→ Action item: In the records below, find every line that contains "INAPA" and list it.

- - - -

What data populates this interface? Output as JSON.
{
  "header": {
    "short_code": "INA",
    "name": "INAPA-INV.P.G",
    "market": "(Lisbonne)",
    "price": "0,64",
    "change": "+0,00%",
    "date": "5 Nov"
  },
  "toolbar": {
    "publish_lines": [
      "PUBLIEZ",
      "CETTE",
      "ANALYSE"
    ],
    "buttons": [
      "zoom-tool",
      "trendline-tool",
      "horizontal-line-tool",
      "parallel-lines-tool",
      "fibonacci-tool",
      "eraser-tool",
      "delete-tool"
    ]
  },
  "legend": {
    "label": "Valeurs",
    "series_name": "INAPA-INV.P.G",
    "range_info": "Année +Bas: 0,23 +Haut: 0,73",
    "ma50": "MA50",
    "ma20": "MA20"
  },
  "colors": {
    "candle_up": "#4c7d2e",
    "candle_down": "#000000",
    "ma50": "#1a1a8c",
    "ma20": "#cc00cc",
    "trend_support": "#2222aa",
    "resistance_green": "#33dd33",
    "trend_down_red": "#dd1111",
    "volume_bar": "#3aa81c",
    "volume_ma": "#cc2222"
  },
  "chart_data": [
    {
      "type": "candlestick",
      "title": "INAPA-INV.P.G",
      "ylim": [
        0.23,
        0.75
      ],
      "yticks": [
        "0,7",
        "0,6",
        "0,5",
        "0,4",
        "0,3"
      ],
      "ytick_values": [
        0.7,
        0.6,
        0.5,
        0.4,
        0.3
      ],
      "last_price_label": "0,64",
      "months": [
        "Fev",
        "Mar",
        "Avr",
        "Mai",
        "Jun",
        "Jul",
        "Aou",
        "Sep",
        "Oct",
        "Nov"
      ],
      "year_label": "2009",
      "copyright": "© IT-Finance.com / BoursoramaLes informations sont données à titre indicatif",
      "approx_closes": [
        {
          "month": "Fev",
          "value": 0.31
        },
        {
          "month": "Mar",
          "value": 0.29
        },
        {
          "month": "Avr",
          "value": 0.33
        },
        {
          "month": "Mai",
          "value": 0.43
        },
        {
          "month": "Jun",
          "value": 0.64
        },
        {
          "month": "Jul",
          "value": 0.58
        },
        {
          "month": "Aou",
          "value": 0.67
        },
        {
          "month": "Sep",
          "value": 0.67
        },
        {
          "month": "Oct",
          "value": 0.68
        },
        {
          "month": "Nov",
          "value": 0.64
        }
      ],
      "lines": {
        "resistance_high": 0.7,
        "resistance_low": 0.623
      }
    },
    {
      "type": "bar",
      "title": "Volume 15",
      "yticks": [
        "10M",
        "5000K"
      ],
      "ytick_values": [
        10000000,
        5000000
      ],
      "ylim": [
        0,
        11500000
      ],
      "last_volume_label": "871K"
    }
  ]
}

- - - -

→ Output of the exercise:
    "name": "INAPA-INV.P.G",
    "series_name": "INAPA-INV.P.G",
      "title": "INAPA-INV.P.G",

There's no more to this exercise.